"""

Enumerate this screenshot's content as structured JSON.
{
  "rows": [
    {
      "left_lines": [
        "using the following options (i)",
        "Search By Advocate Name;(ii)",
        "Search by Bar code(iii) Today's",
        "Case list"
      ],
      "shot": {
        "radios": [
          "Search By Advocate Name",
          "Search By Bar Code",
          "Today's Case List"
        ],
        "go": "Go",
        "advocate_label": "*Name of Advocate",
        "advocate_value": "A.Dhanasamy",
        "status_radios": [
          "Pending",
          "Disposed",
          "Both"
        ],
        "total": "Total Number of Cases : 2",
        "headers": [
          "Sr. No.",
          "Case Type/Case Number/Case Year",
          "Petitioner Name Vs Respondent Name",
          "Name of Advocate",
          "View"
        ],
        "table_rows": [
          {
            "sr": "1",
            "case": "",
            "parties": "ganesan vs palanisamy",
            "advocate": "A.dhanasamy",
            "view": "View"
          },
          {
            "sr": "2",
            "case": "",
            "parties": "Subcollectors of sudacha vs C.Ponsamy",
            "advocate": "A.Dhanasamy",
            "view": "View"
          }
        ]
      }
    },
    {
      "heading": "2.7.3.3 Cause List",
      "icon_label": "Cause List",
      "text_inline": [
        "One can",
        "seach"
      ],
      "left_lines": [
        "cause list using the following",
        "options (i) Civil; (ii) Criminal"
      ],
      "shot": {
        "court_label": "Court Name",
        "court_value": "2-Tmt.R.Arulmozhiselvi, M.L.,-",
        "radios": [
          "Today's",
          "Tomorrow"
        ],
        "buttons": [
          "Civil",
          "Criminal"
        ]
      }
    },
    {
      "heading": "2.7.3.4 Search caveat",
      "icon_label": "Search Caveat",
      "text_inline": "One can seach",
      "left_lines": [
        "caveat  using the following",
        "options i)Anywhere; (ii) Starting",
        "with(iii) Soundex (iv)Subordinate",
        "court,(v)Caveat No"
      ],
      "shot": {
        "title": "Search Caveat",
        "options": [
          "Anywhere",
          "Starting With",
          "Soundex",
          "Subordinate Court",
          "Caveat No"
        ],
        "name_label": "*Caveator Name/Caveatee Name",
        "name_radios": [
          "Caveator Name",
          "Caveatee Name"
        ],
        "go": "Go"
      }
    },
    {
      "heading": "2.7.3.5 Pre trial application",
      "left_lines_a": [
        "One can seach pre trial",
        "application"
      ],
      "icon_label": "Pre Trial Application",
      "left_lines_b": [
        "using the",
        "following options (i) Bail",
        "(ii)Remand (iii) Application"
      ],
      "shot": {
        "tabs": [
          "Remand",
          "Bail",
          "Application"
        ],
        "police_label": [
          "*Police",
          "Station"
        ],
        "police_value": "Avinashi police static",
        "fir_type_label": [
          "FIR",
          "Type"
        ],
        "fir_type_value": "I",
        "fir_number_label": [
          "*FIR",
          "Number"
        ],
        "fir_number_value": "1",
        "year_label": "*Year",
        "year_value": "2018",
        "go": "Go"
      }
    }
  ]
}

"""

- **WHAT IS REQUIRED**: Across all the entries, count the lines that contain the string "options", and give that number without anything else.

- **EXERCISE RESULT**: 5